At the Arboretum we spend our days ensuring that visitors will have an unforgettable experience at the public garden while walking our trail. However, at busy times, I lose sight of the fact that field and forest await outside my door, capable of providing a great source of healing and mental rest to combat the feeling of being glued to an office chair.

In times like we have been experiencing, I count myself fortunate that my personal social media pages reflect friends who are posting about flowers and nature, wise sayings about perseverance, various pets and babies, and many subjects that thankfully keep my blood pressure low. But there is yet another source of peace that can give me a 360-degree view of a better world, and that is to simply go outside.

During my drives here and there lately, I’ve noticed many more persons than usual strolling on neighborhood streets. And I’d surmise many of them are also spending more time outdoors at home as well, focusing on life’s simple pleasures – emerging spring blossoms, the song of birds, and a chance to sit in the sunshine.

One friend mentioned that lately he has been enjoying spending more time outdoors. Like many Pearl River County residents, he has a large property, about a third of the size of the Arboretum, and has lots of time to walk around. He enjoys exercising outside and taking walks with their four cats that occasionally break away from naps to follow him.

My friends who live on the coast are not as fortunate, dwelling in homes with much smaller yards in typical subdivisions. I often ponder how different it is for people located such a short distance from one another. Still, there is sunshine that is waiting to be soaked up, blooms to be observed and birds to listen to in these smaller spaces, too.

Despite the size of their property, many persons have been spending their time engaged in landscape projects, and on recent journeys I’ve seen examples of the recent flurry of gardening activity. I’d venture that there may be many more vegetable gardens planted this spring than in previous years! Watching things grow can be a highly therapeutic activity.

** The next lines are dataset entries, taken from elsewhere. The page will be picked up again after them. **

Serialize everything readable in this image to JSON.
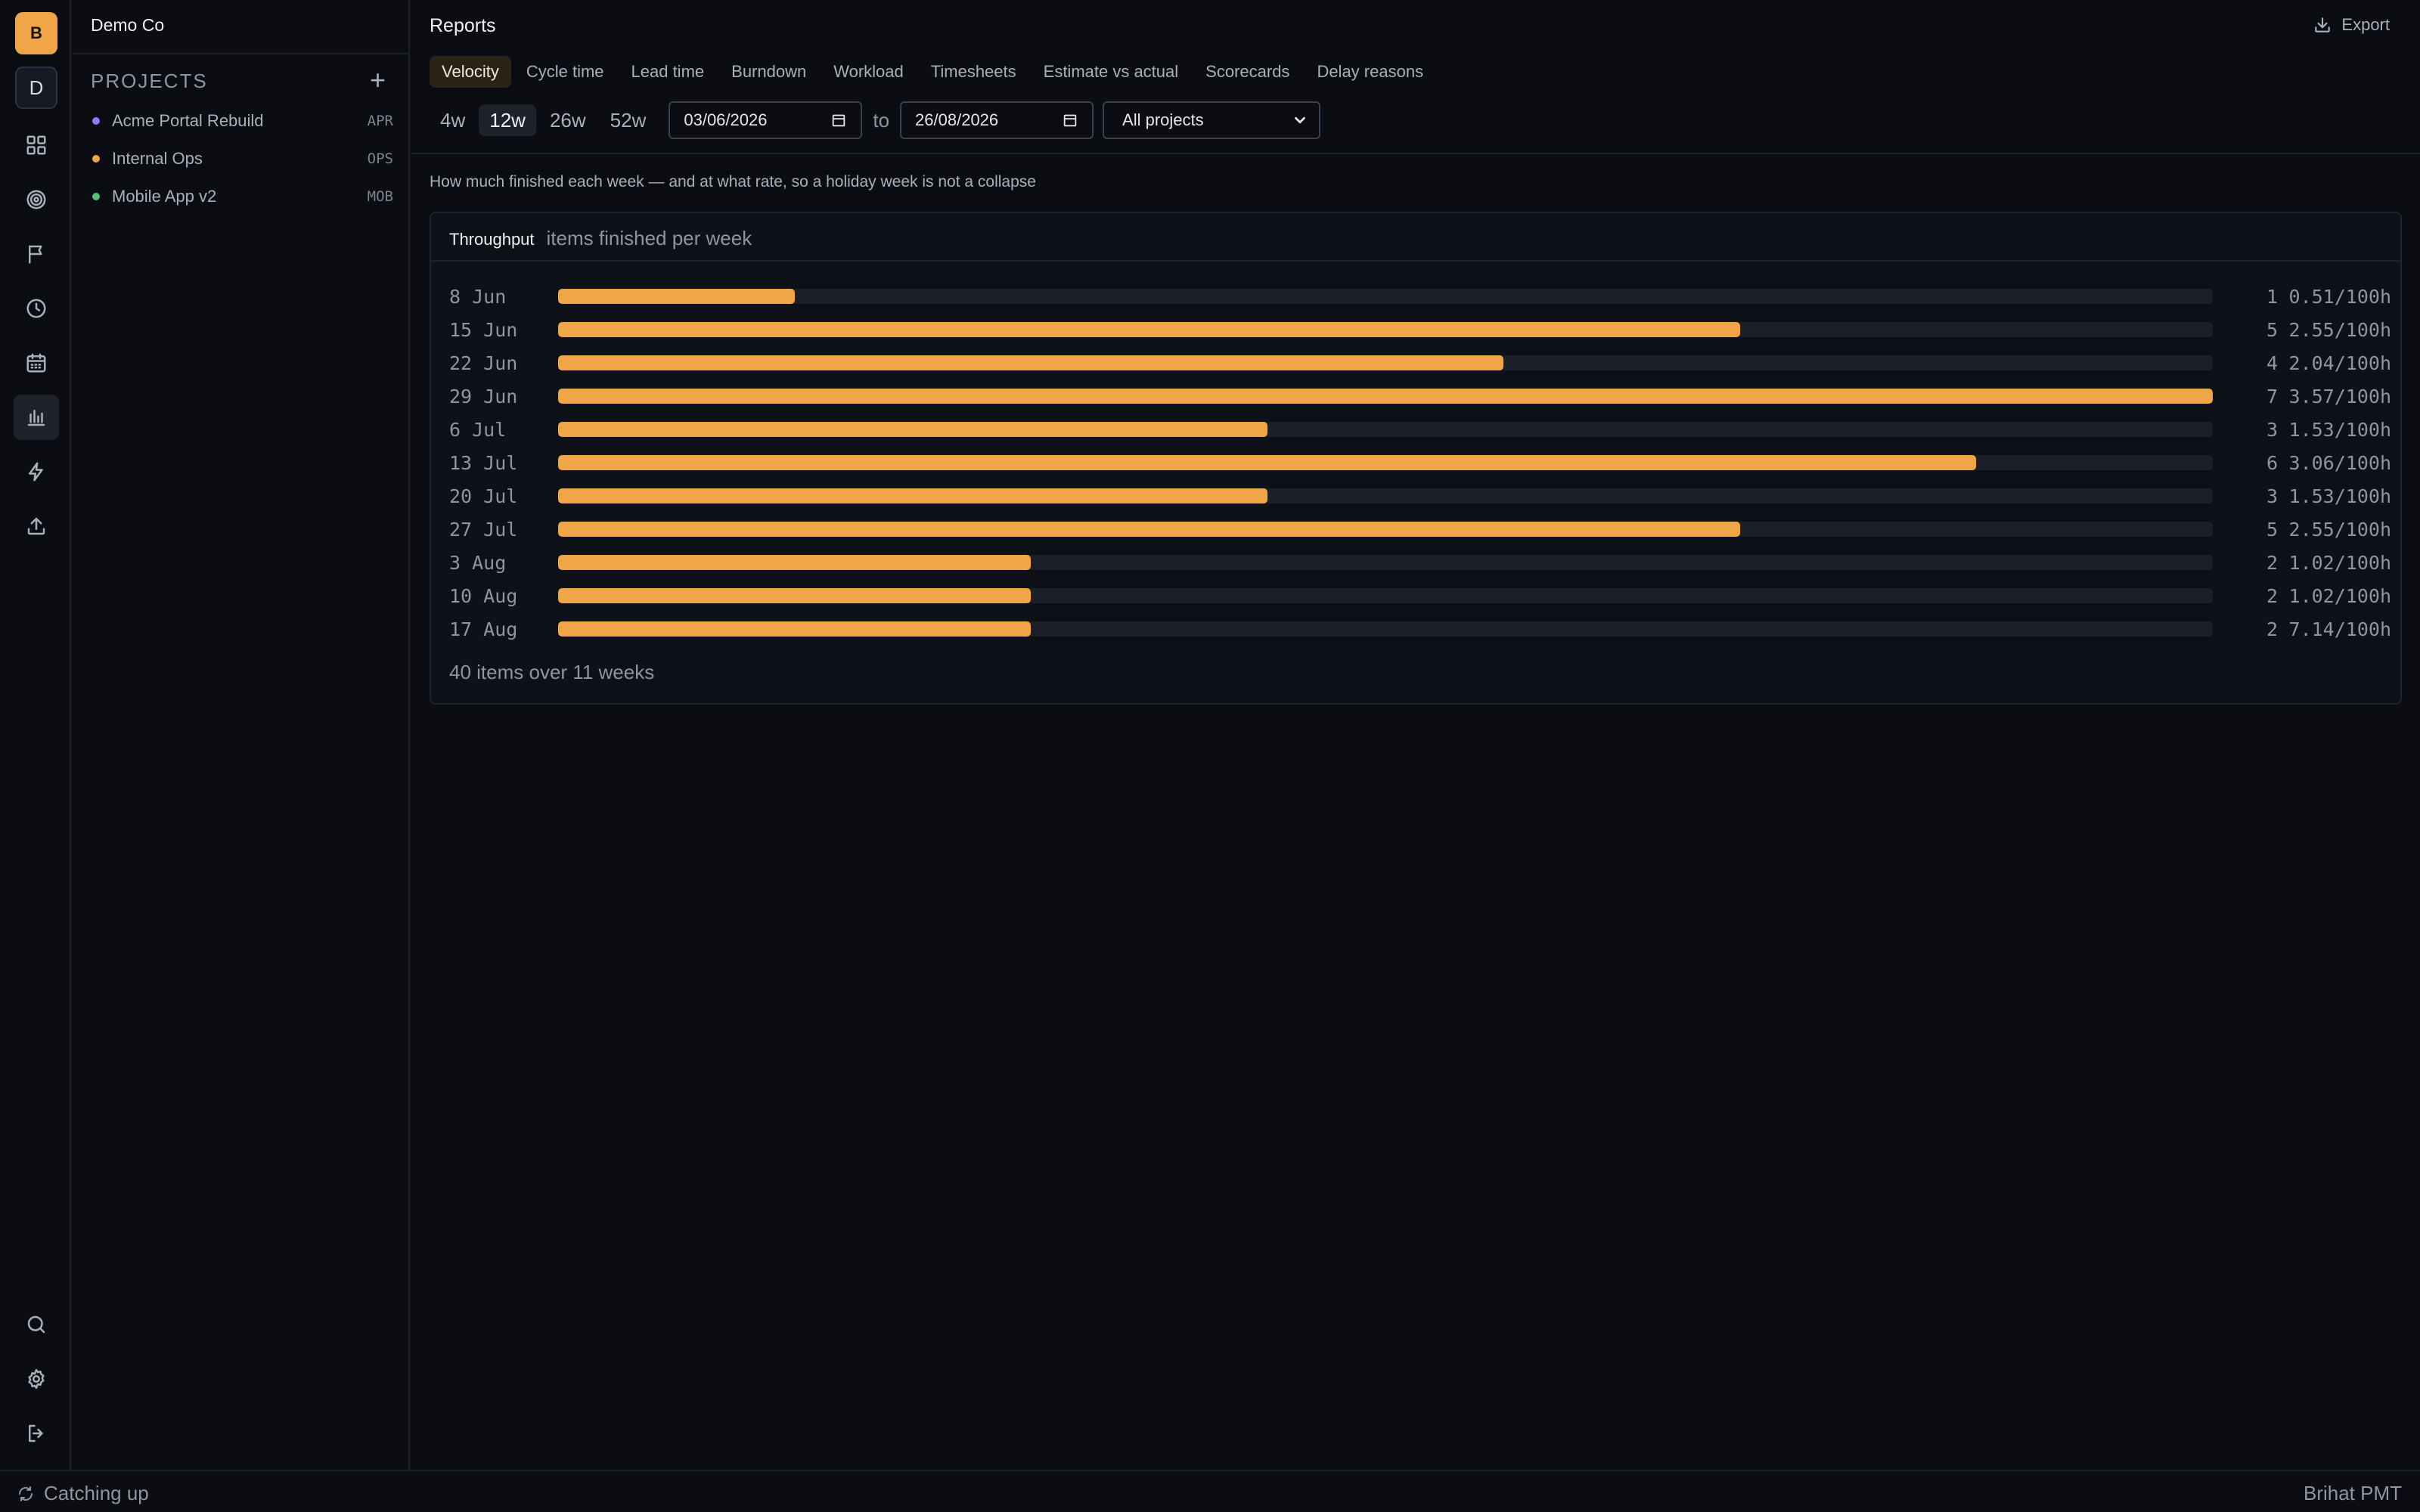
{
  "workspace": {
    "badge": "B",
    "switcher": "D"
  },
  "rail": {
    "icons": [
      "dashboard-icon",
      "goals-icon",
      "flag-icon",
      "clock-icon",
      "calendar-icon",
      "bar-chart-icon",
      "lightning-icon",
      "upload-icon",
      "search-icon",
      "gear-icon",
      "logout-icon"
    ],
    "active": "bar-chart-icon"
  },
  "sidebar": {
    "org_name": "Demo Co",
    "projects_heading": "PROJECTS",
    "add_label": "+",
    "projects": [
      {
        "name": "Acme Portal Rebuild",
        "code": "APR",
        "color": "#8b7cf6"
      },
      {
        "name": "Internal Ops",
        "code": "OPS",
        "color": "#f0a646"
      },
      {
        "name": "Mobile App v2",
        "code": "MOB",
        "color": "#4ec27a"
      }
    ]
  },
  "header": {
    "title": "Reports",
    "export_label": "Export"
  },
  "tabs": [
    {
      "label": "Velocity",
      "active": true
    },
    {
      "label": "Cycle time",
      "active": false
    },
    {
      "label": "Lead time",
      "active": false
    },
    {
      "label": "Burndown",
      "active": false
    },
    {
      "label": "Workload",
      "active": false
    },
    {
      "label": "Timesheets",
      "active": false
    },
    {
      "label": "Estimate vs actual",
      "active": false
    },
    {
      "label": "Scorecards",
      "active": false
    },
    {
      "label": "Delay reasons",
      "active": false
    }
  ],
  "filters": {
    "ranges": [
      {
        "label": "4w",
        "active": false
      },
      {
        "label": "12w",
        "active": true
      },
      {
        "label": "26w",
        "active": false
      },
      {
        "label": "52w",
        "active": false
      }
    ],
    "from_date": "03/06/2026",
    "to_label": "to",
    "to_date": "26/08/2026",
    "project_select": "All projects"
  },
  "caption": "How much finished each week — and at what rate, so a holiday week is not a collapse",
  "card": {
    "title": "Throughput",
    "subtitle": "items finished per week",
    "footer": "40 items over 11 weeks"
  },
  "chart_data": {
    "type": "bar",
    "orientation": "horizontal",
    "title": "Throughput",
    "subtitle": "items finished per week",
    "categories": [
      "8 Jun",
      "15 Jun",
      "22 Jun",
      "29 Jun",
      "6 Jul",
      "13 Jul",
      "20 Jul",
      "27 Jul",
      "3 Aug",
      "10 Aug",
      "17 Aug"
    ],
    "values": [
      1,
      5,
      4,
      7,
      3,
      6,
      3,
      5,
      2,
      2,
      2
    ],
    "rates": [
      "0.51/100h",
      "2.55/100h",
      "2.04/100h",
      "3.57/100h",
      "1.53/100h",
      "3.06/100h",
      "1.53/100h",
      "2.55/100h",
      "1.02/100h",
      "1.02/100h",
      "7.14/100h"
    ],
    "xlim": [
      0,
      7
    ],
    "bar_color": "#f0a646"
  },
  "status": {
    "sync_text": "Catching up",
    "brand": "Brihat PMT"
  }
}
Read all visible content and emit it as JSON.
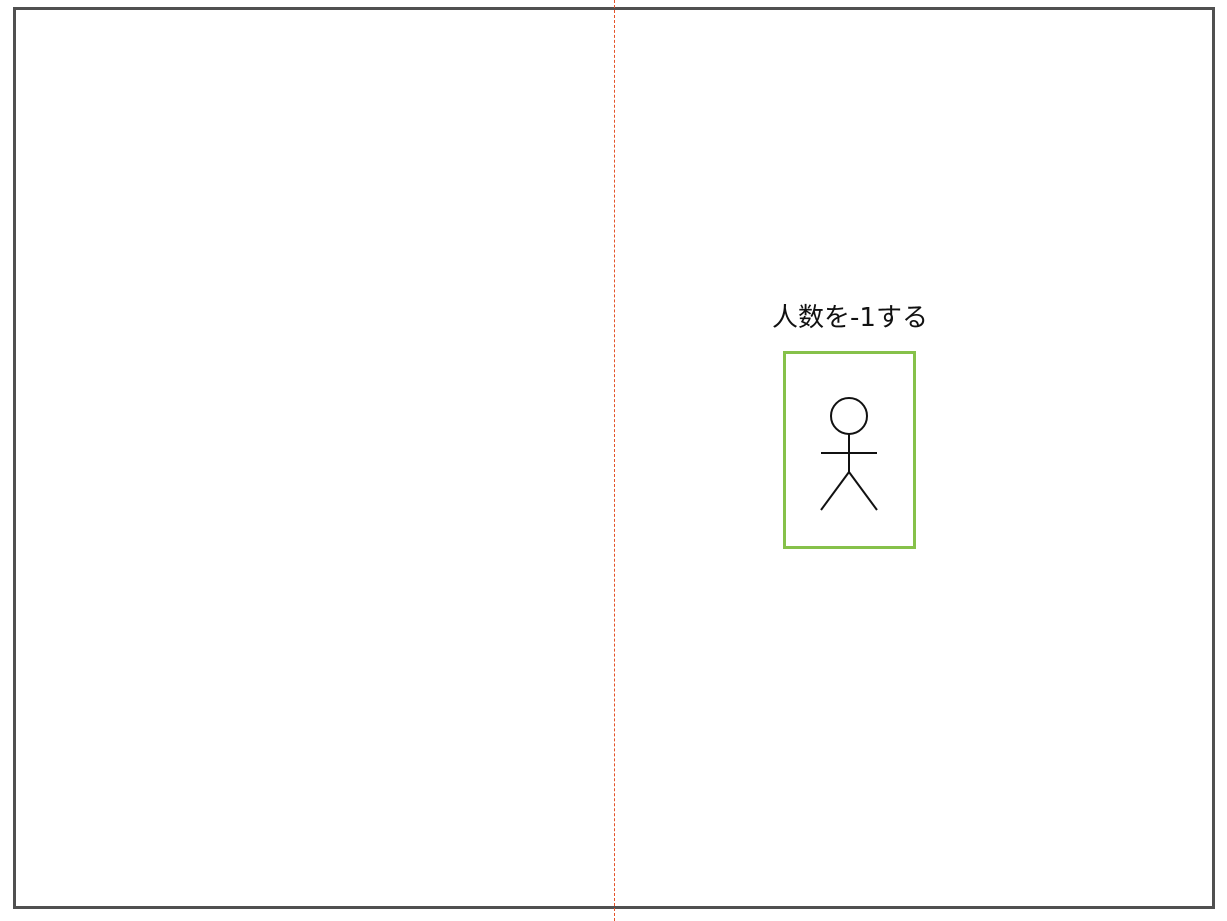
{
  "caption": {
    "text": "人数を-1する"
  },
  "actor": {
    "icon": "stick-figure-person-icon"
  },
  "colors": {
    "frame_border": "#505050",
    "divider": "#e4532a",
    "actor_box_border": "#86c14a",
    "text": "#111111"
  }
}
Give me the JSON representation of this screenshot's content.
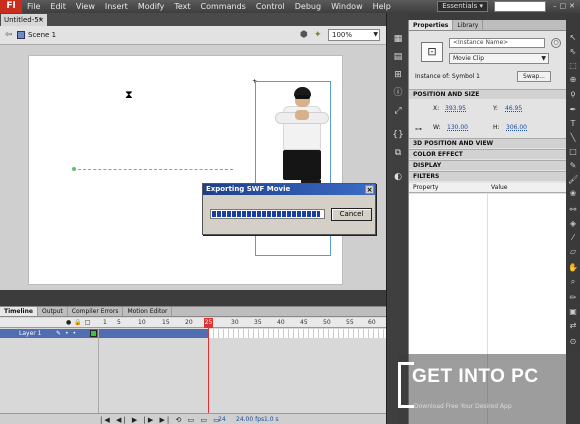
{
  "menubar": {
    "logo": "Fl",
    "items": [
      "File",
      "Edit",
      "View",
      "Insert",
      "Modify",
      "Text",
      "Commands",
      "Control",
      "Debug",
      "Window",
      "Help"
    ],
    "workspace": "Essentials ▾"
  },
  "document": {
    "tab_title": "Untitled-5*",
    "scene_label": "Scene 1",
    "zoom": "100%"
  },
  "dialog": {
    "title": "Exporting SWF Movie",
    "cancel_label": "Cancel",
    "progress_fraction": 0.97
  },
  "timeline": {
    "tabs": [
      "Timeline",
      "Output",
      "Compiler Errors",
      "Motion Editor"
    ],
    "frame_numbers": [
      "1",
      "5",
      "10",
      "15",
      "20",
      "25",
      "30",
      "35",
      "40",
      "45",
      "50",
      "55",
      "60"
    ],
    "current_frame": "25",
    "layer_name": "Layer 1",
    "status": {
      "frame": "24",
      "fps": "24.00 fps",
      "time": "1.0 s"
    }
  },
  "properties": {
    "tabs": [
      "Properties",
      "Library"
    ],
    "instance_name_placeholder": "<Instance Name>",
    "symbol_type": "Movie Clip",
    "instance_of": "Instance of:  Symbol 1",
    "swap_label": "Swap...",
    "sections": {
      "position_size": "POSITION AND SIZE",
      "position_3d": "3D POSITION AND VIEW",
      "color_effect": "COLOR EFFECT",
      "display": "DISPLAY",
      "filters": "FILTERS"
    },
    "x_label": "X:",
    "x_value": "393.95",
    "y_label": "Y:",
    "y_value": "46.95",
    "w_label": "W:",
    "w_value": "130.00",
    "h_label": "H:",
    "h_value": "306.00",
    "filters_columns": [
      "Property",
      "Value"
    ]
  },
  "watermark": {
    "title": "GET INTO PC",
    "subtitle": "Download Free Your Desired App"
  }
}
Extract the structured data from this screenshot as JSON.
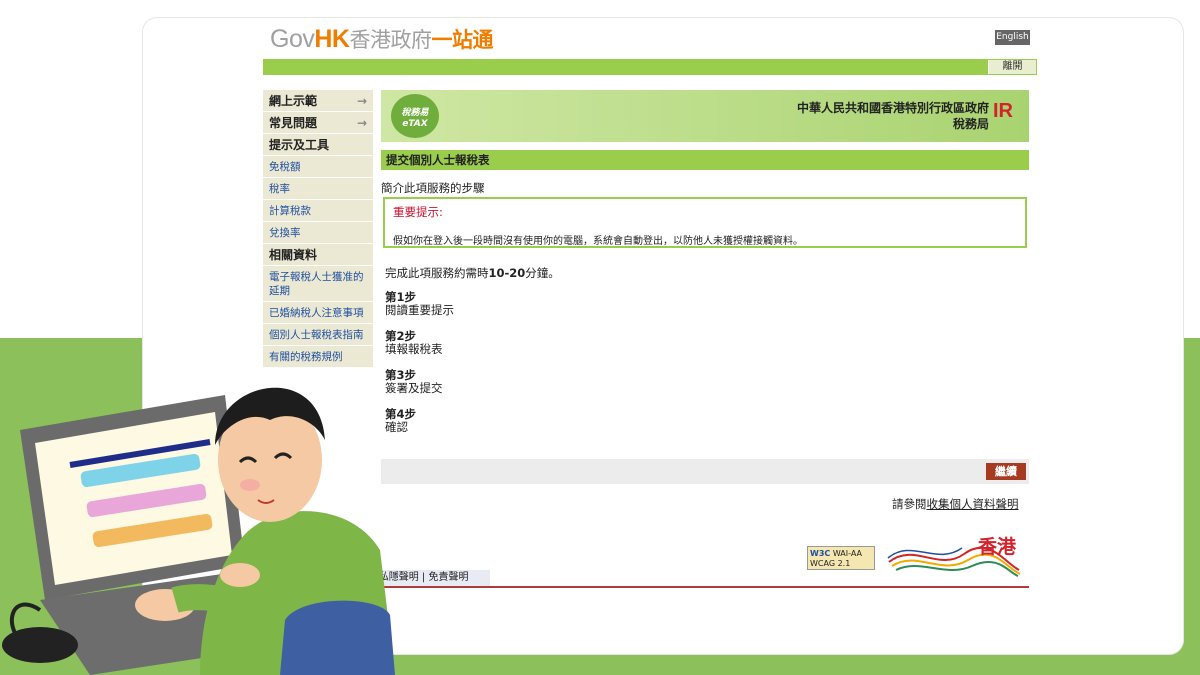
{
  "header": {
    "logo_gov": "Gov",
    "logo_hk": "HK",
    "logo_zh_1": "香港政府",
    "logo_zh_2": "一站通",
    "lang_button": "English",
    "logout_button": "離開"
  },
  "sidebar": {
    "items": [
      {
        "label": "網上示範",
        "type": "head",
        "arrow": "→"
      },
      {
        "label": "常見問題",
        "type": "head",
        "arrow": "→"
      },
      {
        "label": "提示及工具",
        "type": "head"
      },
      {
        "label": "免稅額",
        "type": "link"
      },
      {
        "label": "稅率",
        "type": "link"
      },
      {
        "label": "計算稅款",
        "type": "link"
      },
      {
        "label": "兌換率",
        "type": "link"
      },
      {
        "label": "相關資料",
        "type": "head"
      },
      {
        "label": "電子報稅人士獲准的延期",
        "type": "link"
      },
      {
        "label": "已婚納稅人注意事項",
        "type": "link"
      },
      {
        "label": "個別人士報稅表指南",
        "type": "link"
      },
      {
        "label": "有關的稅務規例",
        "type": "link"
      }
    ]
  },
  "banner": {
    "etax_zh": "稅務易",
    "etax_en": "eTAX",
    "dept_line1": "中華人民共和國香港特別行政區政府",
    "dept_line2": "稅務局",
    "dept_logo": "IR"
  },
  "main": {
    "title": "提交個別人士報稅表",
    "intro": "簡介此項服務的步驟",
    "notice_title": "重要提示:",
    "notice_text": "假如你在登入後一段時間沒有使用你的電腦，系統會自動登出，以防他人未獲授權接觸資料。",
    "duration_pre": "完成此項服務約需時",
    "duration_bold": "10-20",
    "duration_post": "分鐘。",
    "steps": [
      {
        "no": "第1步",
        "text": "閱讀重要提示"
      },
      {
        "no": "第2步",
        "text": "填報報稅表"
      },
      {
        "no": "第3步",
        "text": "簽署及提交"
      },
      {
        "no": "第4步",
        "text": "確認"
      }
    ],
    "continue_button": "繼續",
    "privacy_pre": "請參閱",
    "privacy_link": "收集個人資料聲明"
  },
  "footer": {
    "w3c_label": "W3C",
    "wai_line1": "WAI-AA",
    "wai_line2": "WCAG 2.1",
    "brand_hk": "香港",
    "links": "示 | 私隱聲明 | 免責聲明"
  }
}
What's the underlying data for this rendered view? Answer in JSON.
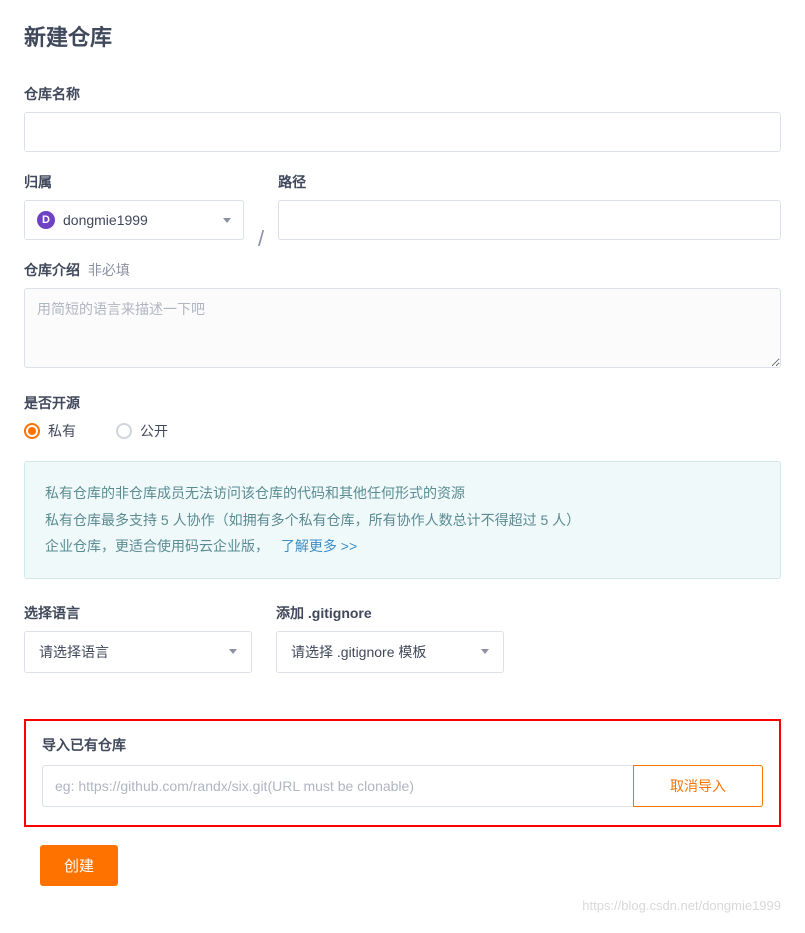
{
  "page": {
    "title": "新建仓库"
  },
  "repo_name": {
    "label": "仓库名称"
  },
  "owner": {
    "label": "归属",
    "avatar_letter": "D",
    "name": "dongmie1999"
  },
  "path": {
    "label": "路径"
  },
  "description": {
    "label": "仓库介绍",
    "optional": "非必填",
    "placeholder": "用简短的语言来描述一下吧"
  },
  "visibility": {
    "label": "是否开源",
    "options": {
      "private": "私有",
      "public": "公开"
    },
    "selected": "private"
  },
  "info": {
    "line1": "私有仓库的非仓库成员无法访问该仓库的代码和其他任何形式的资源",
    "line2": "私有仓库最多支持 5 人协作（如拥有多个私有仓库，所有协作人数总计不得超过 5 人）",
    "line3": "企业仓库，更适合使用码云企业版，",
    "link": "了解更多 >>"
  },
  "language": {
    "label": "选择语言",
    "placeholder": "请选择语言"
  },
  "gitignore": {
    "label": "添加 .gitignore",
    "placeholder": "请选择 .gitignore 模板"
  },
  "import": {
    "title": "导入已有仓库",
    "placeholder": "eg: https://github.com/randx/six.git(URL must be clonable)",
    "cancel": "取消导入"
  },
  "create_button": "创建",
  "watermark": "https://blog.csdn.net/dongmie1999"
}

How can you appreciate your own backyard? If you have native vegetation, this is a great opportunity to learn more about it. Why not start with your trees? Visit the MSU Extension website at http://extension.msstate.edu/ to download publication No. 146 “Know Your Trees.” The Extension Service provides research-based information you can trust. Visit their website to browse the subjects, or search by keyword for the topics you are interested in.

Another great resource on tree identification is the PDF version of the “Mississippi Trees” book, which is free at the Mississippi Forestry Commission’s website at https://www.mfc.ms.gov/mississippi-trees. Another outstanding resource for identifying Southeastern wildflowers, shrubs, and trees is http://www.southeasternflora.com/.

What did Terry Johnson and I discover on our tour of the Arboretum this past weekend? Plenty! The winter prescribed fire that Terry and his “burn crew” conducted in February yielded a blackened canvas that now offers sights such as delicate pitcher plant blooms, thousands of blue polka-dots of flowering blue-eyed grass and stunning pink Coreopsis.

The Crosby Arboretum is located at 370 Ridge Road in Picayune, at I-59 Exit 4. To receive updates on activities, including when we will be open to the public again, sign up for our email listserv at “Events Updates” on the main menu on our website at http://crosbyarboretum.msstate.edu.